Ryan Field, seen here during the Notre Dame-Northwestern night game in 2018, will undergo a major reconstruction project over the next several years. (Getty Images)
Funding in place through $480 million gift
Sports architect HNTB has amassed an impressive portfolio of Big Ten Conference football stadium renovations over the past 20 years, designing upgrades for seven schools — half of the league’s total members.
Now, the Kansas City design firm can add Northwestern University to the list. The Evanston, Illinois institution has selected HNTB to develop a major rebuild of Ryan Field, the school’s 96-year-old stadium, multiple sources said.
In an email, Alex Darragh, Northwestern’s vice president of facilities, said at this time, the school could not discuss the status of the project.
The exact scope of the project and timeline have not been determined, sources said, and a general contractor still needs to be hired. Construction will take place over multiple years.
The stadium currently has 47,000 seats but that number could be reduced to 40,000 as part of the project, sources said.
Northwestern does not typically fill the building to capacity from its own fan base but draws a large number of visiting fans for home games against Iowa, Wisconsin, Michigan, Ohio State and Nebraska.
The rebuild of Ryan Field will reshape the stadium and bring it up to date with the Ryan Fieldhouse and Walter Athletics Center, Northwestern’s gleaming $270 million practice facility that opened in 2018 along Lake Michigan. Perkins & Will designed the 420,000-square-foot practice facility.
For reconstructing the football stadium, funding is in place after the family of Patrick and Shirley Ryan donated $480 million for the project, a gift announced in September. School officials said they would raise additional funds for the project from other donors.
Ryan Field and the practice facility are both named for the Ryan family.
Patrick Ryan, chairman of the school’s board of trustees, paid $8 million for stadium naming rights in 1997. The change in name from Dyche Stadium came at the time the stadium went through $30 million in upgrades.
The refurbishments included club seating, a new press box, new concessions and restrooms. In addition, the concrete seating bowl was repaired and the playing surface switched from artificial turf to natural grass.
No other significant improvements have been made over the past 25 years.
HNTB has completed some landmark renovations in the Big Ten. The most noteworthy project was the $226 million expansion of Michigan Stadium completed in 2010 that added a suite tower with 83 suites and 3,200 club seats.

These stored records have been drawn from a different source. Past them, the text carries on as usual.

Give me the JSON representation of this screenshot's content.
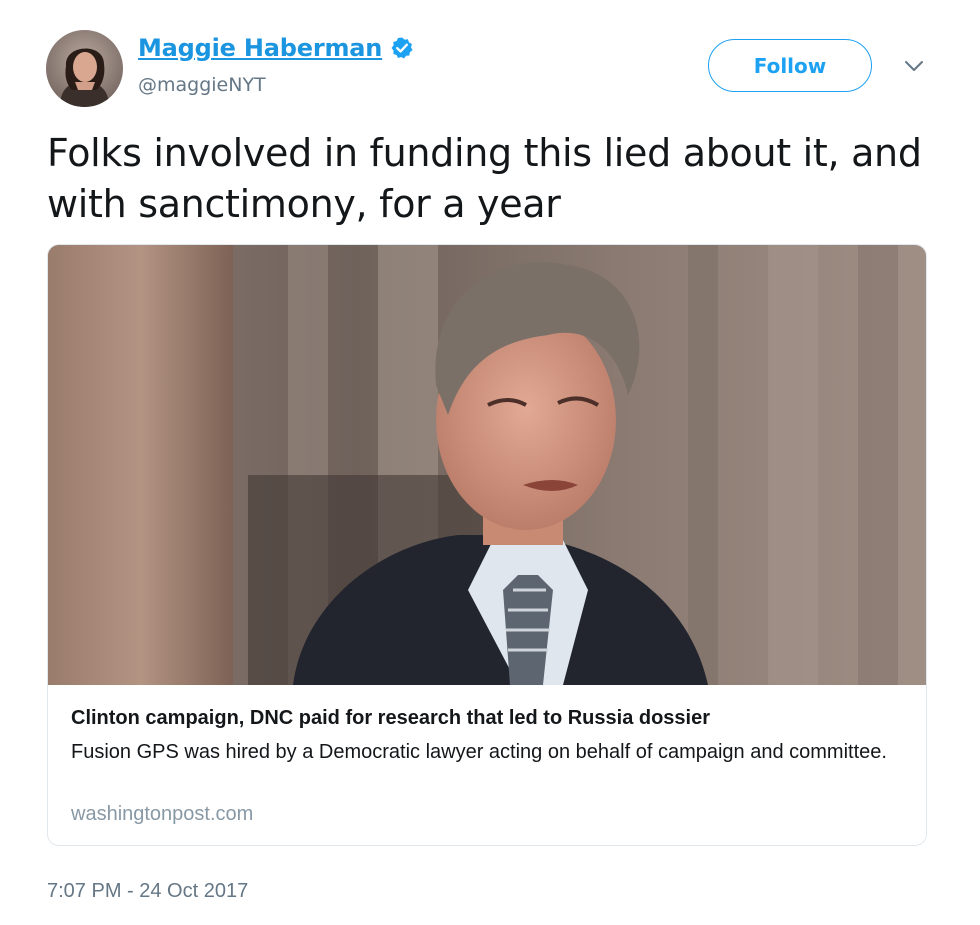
{
  "author": {
    "display_name": "Maggie Haberman",
    "handle": "@maggieNYT",
    "verified": true,
    "avatar_icon": "profile-photo"
  },
  "header": {
    "follow_label": "Follow",
    "menu_icon": "chevron-down-icon"
  },
  "tweet": {
    "text": "Folks involved in funding this lied about it, and with sanctimony, for a year",
    "timestamp": "7:07 PM - 24 Oct 2017"
  },
  "card": {
    "image_icon": "news-photo",
    "title": "Clinton campaign, DNC paid for research that led to Russia dossier",
    "description": "Fusion GPS was hired by a Democratic lawyer acting on behalf of campaign and committee.",
    "domain": "washingtonpost.com"
  },
  "colors": {
    "accent": "#1da1f2",
    "name_link": "#1b95e0",
    "secondary_text": "#657786",
    "domain_text": "#8899a6",
    "card_border": "#e1e8ed"
  }
}
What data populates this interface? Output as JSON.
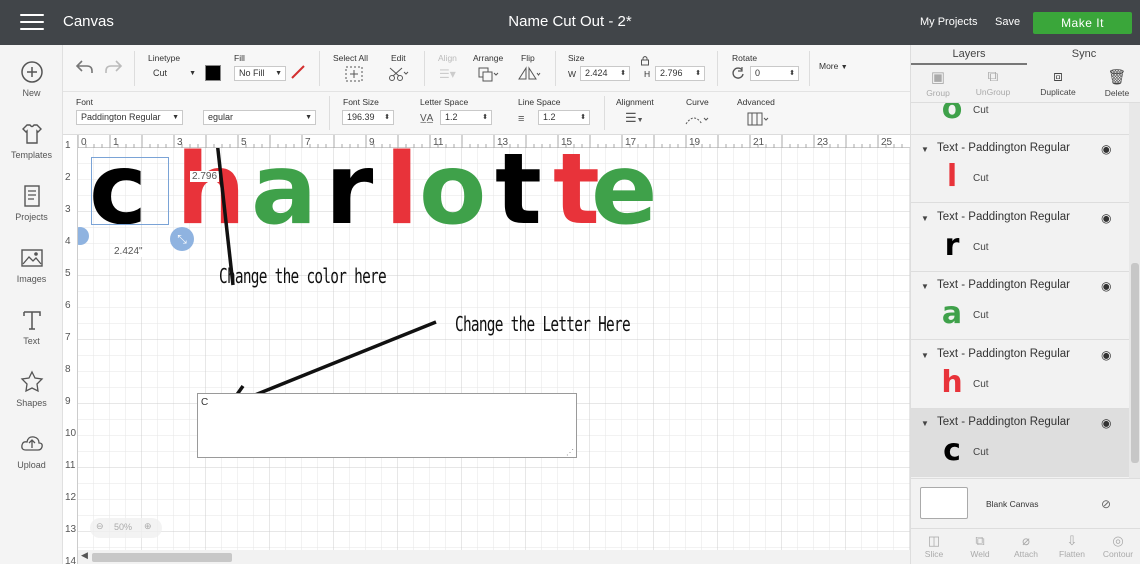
{
  "topbar": {
    "app_name": "Canvas",
    "title": "Name Cut Out - 2*",
    "my_projects": "My Projects",
    "save": "Save",
    "make_it": "Make It"
  },
  "left_tools": [
    {
      "label": "New",
      "icon": "plus-circle-icon"
    },
    {
      "label": "Templates",
      "icon": "shirt-icon"
    },
    {
      "label": "Projects",
      "icon": "book-icon"
    },
    {
      "label": "Images",
      "icon": "image-icon"
    },
    {
      "label": "Text",
      "icon": "text-t-icon"
    },
    {
      "label": "Shapes",
      "icon": "shapes-icon"
    },
    {
      "label": "Upload",
      "icon": "cloud-upload-icon"
    }
  ],
  "editbar": {
    "linetype_label": "Linetype",
    "linetype_value": "Cut",
    "fill_label": "Fill",
    "fill_value": "No Fill",
    "select_all": "Select All",
    "edit": "Edit",
    "align": "Align",
    "arrange": "Arrange",
    "flip": "Flip",
    "size_label": "Size",
    "w_label": "W",
    "w_value": "2.424",
    "h_label": "H",
    "h_value": "2.796",
    "rotate_label": "Rotate",
    "rotate_value": "0",
    "more": "More",
    "font_label": "Font",
    "font_value": "Paddington Regular",
    "style_value": "egular",
    "font_size_label": "Font Size",
    "font_size_value": "196.39",
    "letter_space_label": "Letter Space",
    "letter_space_value": "1.2",
    "line_space_label": "Line Space",
    "line_space_value": "1.2",
    "alignment_label": "Alignment",
    "curve_label": "Curve",
    "advanced_label": "Advanced"
  },
  "rulers": {
    "top": [
      "0",
      "1",
      "3",
      "5",
      "7",
      "9",
      "11",
      "13",
      "15",
      "17",
      "19",
      "21",
      "23",
      "25"
    ],
    "left": [
      "1",
      "2",
      "3",
      "4",
      "5",
      "6",
      "7",
      "8",
      "9",
      "10",
      "11",
      "12",
      "13",
      "14"
    ]
  },
  "canvas": {
    "name_letters": [
      {
        "ch": "c",
        "color": "#000000"
      },
      {
        "ch": "h",
        "color": "#e8333a"
      },
      {
        "ch": "a",
        "color": "#3fa14a"
      },
      {
        "ch": "r",
        "color": "#000000"
      },
      {
        "ch": "l",
        "color": "#e8333a"
      },
      {
        "ch": "o",
        "color": "#3fa14a"
      },
      {
        "ch": "t",
        "color": "#000000"
      },
      {
        "ch": "t",
        "color": "#e8333a"
      },
      {
        "ch": "e",
        "color": "#3fa14a"
      }
    ],
    "dim_height": "2.796",
    "dim_width": "2.424\"",
    "annotation_color": "Change the color here",
    "annotation_letter": "Change the Letter Here",
    "textbox_value": "C",
    "zoom": "50%"
  },
  "right_panel": {
    "tabs": [
      "Layers",
      "Sync"
    ],
    "tools": [
      {
        "label": "Group",
        "enabled": false
      },
      {
        "label": "UnGroup",
        "enabled": false
      },
      {
        "label": "Duplicate",
        "enabled": true
      },
      {
        "label": "Delete",
        "enabled": true
      }
    ],
    "partial_layer": {
      "glyph": "o",
      "color": "#3fa14a",
      "op": "Cut"
    },
    "layers": [
      {
        "name": "Text - Paddington Regular",
        "glyph": "l",
        "color": "#e8333a",
        "op": "Cut",
        "selected": false
      },
      {
        "name": "Text - Paddington Regular",
        "glyph": "r",
        "color": "#000000",
        "op": "Cut",
        "selected": false
      },
      {
        "name": "Text - Paddington Regular",
        "glyph": "a",
        "color": "#3fa14a",
        "op": "Cut",
        "selected": false
      },
      {
        "name": "Text - Paddington Regular",
        "glyph": "h",
        "color": "#e8333a",
        "op": "Cut",
        "selected": false
      },
      {
        "name": "Text - Paddington Regular",
        "glyph": "c",
        "color": "#000000",
        "op": "Cut",
        "selected": true
      }
    ],
    "blank_canvas": "Blank Canvas",
    "bottom_tools": [
      "Slice",
      "Weld",
      "Attach",
      "Flatten",
      "Contour"
    ]
  }
}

At Ohio State, the architect designed two renovations at Ohio Stadium, including a $42 million facelift in 2019 that introduced loge boxes, with a big focus on reinforcing the infrastructure at the venue that opened in 1922.
At the University of Iowa, HNTB teamed with local firm Neumann Monson Architects on two projects at Kinnick Stadium totaling $180 million. The first one, completed in 2005-06, covered a rebuild of the south end zone and a suite tower spanning the west sideline with 47 suites and more than 1,000 club seats.
Three years ago, the stadium’s north end zone was renovated and a new indoor club was built, tied to 1,600 indoor outdoor premium seats.
In Lincoln, Nebraska, HNTB planned an expansion of Memorial Stadium’s east sideline, adding 38 suites, 2,119 outdoor club seats and lounge spaces and 3,300 new general seats.
The $64 million project pushed stadium capacity to 90,000.
The architect has also designed renovations to football stadiums at Illinois, Michigan State and Purdue.
Editor’s Note: This story has been revised since it was first posted.